··· GIVEN DATA ···

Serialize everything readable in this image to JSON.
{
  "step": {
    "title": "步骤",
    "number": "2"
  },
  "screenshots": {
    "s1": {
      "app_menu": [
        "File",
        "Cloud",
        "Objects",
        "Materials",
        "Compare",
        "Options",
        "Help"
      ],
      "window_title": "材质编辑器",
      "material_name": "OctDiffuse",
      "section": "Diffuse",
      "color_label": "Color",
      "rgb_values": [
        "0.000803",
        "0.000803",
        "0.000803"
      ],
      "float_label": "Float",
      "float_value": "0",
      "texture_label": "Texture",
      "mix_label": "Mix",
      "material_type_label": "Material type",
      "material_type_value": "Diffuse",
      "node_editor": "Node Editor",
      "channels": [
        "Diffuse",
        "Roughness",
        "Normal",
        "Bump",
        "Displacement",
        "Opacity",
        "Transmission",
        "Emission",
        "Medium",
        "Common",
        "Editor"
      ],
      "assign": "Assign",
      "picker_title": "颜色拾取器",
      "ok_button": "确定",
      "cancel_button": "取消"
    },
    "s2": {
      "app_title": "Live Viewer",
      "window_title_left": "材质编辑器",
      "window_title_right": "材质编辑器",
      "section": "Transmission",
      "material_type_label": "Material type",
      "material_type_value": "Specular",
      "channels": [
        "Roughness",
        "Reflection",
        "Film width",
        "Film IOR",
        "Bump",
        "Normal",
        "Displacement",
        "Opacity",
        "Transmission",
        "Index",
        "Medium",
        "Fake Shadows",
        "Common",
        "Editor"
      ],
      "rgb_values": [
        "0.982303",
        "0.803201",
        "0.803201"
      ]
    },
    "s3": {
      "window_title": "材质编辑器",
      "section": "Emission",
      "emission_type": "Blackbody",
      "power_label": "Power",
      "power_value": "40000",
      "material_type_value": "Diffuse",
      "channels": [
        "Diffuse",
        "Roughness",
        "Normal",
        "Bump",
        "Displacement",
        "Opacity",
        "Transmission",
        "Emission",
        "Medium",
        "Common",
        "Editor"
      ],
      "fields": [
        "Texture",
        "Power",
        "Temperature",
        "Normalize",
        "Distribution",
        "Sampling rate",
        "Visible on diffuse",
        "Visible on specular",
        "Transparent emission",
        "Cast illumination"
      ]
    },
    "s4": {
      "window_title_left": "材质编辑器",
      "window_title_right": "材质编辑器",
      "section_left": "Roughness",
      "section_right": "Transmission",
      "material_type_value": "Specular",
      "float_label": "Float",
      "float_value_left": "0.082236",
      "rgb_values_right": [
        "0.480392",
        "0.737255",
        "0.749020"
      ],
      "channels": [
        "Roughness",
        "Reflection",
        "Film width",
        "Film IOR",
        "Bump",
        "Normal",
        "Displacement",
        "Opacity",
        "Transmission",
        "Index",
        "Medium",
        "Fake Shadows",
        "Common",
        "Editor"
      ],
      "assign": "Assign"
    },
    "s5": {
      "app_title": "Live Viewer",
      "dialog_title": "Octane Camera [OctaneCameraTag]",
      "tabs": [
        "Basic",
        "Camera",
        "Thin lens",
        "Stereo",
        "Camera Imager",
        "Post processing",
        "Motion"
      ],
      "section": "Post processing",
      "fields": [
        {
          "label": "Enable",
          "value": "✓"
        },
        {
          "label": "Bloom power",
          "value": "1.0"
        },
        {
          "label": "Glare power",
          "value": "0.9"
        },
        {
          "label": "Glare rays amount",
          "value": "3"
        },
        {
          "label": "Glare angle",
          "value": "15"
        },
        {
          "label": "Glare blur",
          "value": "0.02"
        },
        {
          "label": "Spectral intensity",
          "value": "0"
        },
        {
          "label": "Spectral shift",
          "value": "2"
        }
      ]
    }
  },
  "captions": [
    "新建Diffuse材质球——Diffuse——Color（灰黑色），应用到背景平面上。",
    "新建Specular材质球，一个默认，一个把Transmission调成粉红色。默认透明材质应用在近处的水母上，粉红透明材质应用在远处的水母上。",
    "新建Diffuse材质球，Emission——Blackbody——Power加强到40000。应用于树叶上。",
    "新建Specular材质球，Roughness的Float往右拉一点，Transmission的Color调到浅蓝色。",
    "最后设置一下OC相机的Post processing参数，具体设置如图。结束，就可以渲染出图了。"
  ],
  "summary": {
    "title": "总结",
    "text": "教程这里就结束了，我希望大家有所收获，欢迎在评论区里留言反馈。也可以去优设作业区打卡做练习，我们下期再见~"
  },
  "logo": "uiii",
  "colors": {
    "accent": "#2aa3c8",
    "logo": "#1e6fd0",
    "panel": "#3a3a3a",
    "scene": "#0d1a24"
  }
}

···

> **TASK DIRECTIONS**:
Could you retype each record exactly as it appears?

> **OUTPUT**:
Serialize everything readable in this image to JSON.
{
  "step": {
    "title": "步骤",
    "number": "2"
  },
  "screenshots": {
    "s1": {
      "app_menu": [
        "File",
        "Cloud",
        "Objects",
        "Materials",
        "Compare",
        "Options",
        "Help"
      ],
      "window_title": "材质编辑器",
      "material_name": "OctDiffuse",
      "section": "Diffuse",
      "color_label": "Color",
      "rgb_values": [
        "0.000803",
        "0.000803",
        "0.000803"
      ],
      "float_label": "Float",
      "float_value": "0",
      "texture_label": "Texture",
      "mix_label": "Mix",
      "material_type_label": "Material type",
      "material_type_value": "Diffuse",
      "node_editor": "Node Editor",
      "channels": [
        "Diffuse",
        "Roughness",
        "Normal",
        "Bump",
        "Displacement",
        "Opacity",
        "Transmission",
        "Emission",
        "Medium",
        "Common",
        "Editor"
      ],
      "assign": "Assign",
      "picker_title": "颜色拾取器",
      "ok_button": "确定",
      "cancel_button": "取消"
    },
    "s2": {
      "app_title": "Live Viewer",
      "window_title_left": "材质编辑器",
      "window_title_right": "材质编辑器",
      "section": "Transmission",
      "material_type_label": "Material type",
      "material_type_value": "Specular",
      "channels": [
        "Roughness",
        "Reflection",
        "Film width",
        "Film IOR",
        "Bump",
        "Normal",
        "Displacement",
        "Opacity",
        "Transmission",
        "Index",
        "Medium",
        "Fake Shadows",
        "Common",
        "Editor"
      ],
      "rgb_values": [
        "0.982303",
        "0.803201",
        "0.803201"
      ]
    },
    "s3": {
      "window_title": "材质编辑器",
      "section": "Emission",
      "emission_type": "Blackbody",
      "power_label": "Power",
      "power_value": "40000",
      "material_type_value": "Diffuse",
      "channels": [
        "Diffuse",
        "Roughness",
        "Normal",
        "Bump",
        "Displacement",
        "Opacity",
        "Transmission",
        "Emission",
        "Medium",
        "Common",
        "Editor"
      ],
      "fields": [
        "Texture",
        "Power",
        "Temperature",
        "Normalize",
        "Distribution",
        "Sampling rate",
        "Visible on diffuse",
        "Visible on specular",
        "Transparent emission",
        "Cast illumination"
      ]
    },
    "s4": {
      "window_title_left": "材质编辑器",
      "window_title_right": "材质编辑器",
      "section_left": "Roughness",
      "section_right": "Transmission",
      "material_type_value": "Specular",
      "float_label": "Float",
      "float_value_left": "0.082236",
      "rgb_values_right": [
        "0.480392",
        "0.737255",
        "0.749020"
      ],
      "channels": [
        "Roughness",
        "Reflection",
        "Film width",
        "Film IOR",
        "Bump",
        "Normal",
        "Displacement",
        "Opacity",
        "Transmission",
        "Index",
        "Medium",
        "Fake Shadows",
        "Common",
        "Editor"
      ],
      "assign": "Assign"
    },
    "s5": {
      "app_title": "Live Viewer",
      "dialog_title": "Octane Camera [OctaneCameraTag]",
      "tabs": [
        "Basic",
        "Camera",
        "Thin lens",
        "Stereo",
        "Camera Imager",
        "Post processing",
        "Motion"
      ],
      "section": "Post processing",
      "fields": [
        {
          "label": "Enable",
          "value": "✓"
        },
        {
          "label": "Bloom power",
          "value": "1.0"
        },
        {
          "label": "Glare power",
          "value": "0.9"
        },
        {
          "label": "Glare rays amount",
          "value": "3"
        },
        {
          "label": "Glare angle",
          "value": "15"
        },
        {
          "label": "Glare blur",
          "value": "0.02"
        },
        {
          "label": "Spectral intensity",
          "value": "0"
        },
        {
          "label": "Spectral shift",
          "value": "2"
        }
      ]
    }
  },
  "captions": [
    "新建Diffuse材质球——Diffuse——Color（灰黑色），应用到背景平面上。",
    "新建Specular材质球，一个默认，一个把Transmission调成粉红色。默认透明材质应用在近处的水母上，粉红透明材质应用在远处的水母上。",
    "新建Diffuse材质球，Emission——Blackbody——Power加强到40000。应用于树叶上。",
    "新建Specular材质球，Roughness的Float往右拉一点，Transmission的Color调到浅蓝色。",
    "最后设置一下OC相机的Post processing参数，具体设置如图。结束，就可以渲染出图了。"
  ],
  "summary": {
    "title": "总结",
    "text": "教程这里就结束了，我希望大家有所收获，欢迎在评论区里留言反馈。也可以去优设作业区打卡做练习，我们下期再见~"
  },
  "logo": "uiii",
  "colors": {
    "accent": "#2aa3c8",
    "logo": "#1e6fd0",
    "panel": "#3a3a3a",
    "scene": "#0d1a24"
  }
}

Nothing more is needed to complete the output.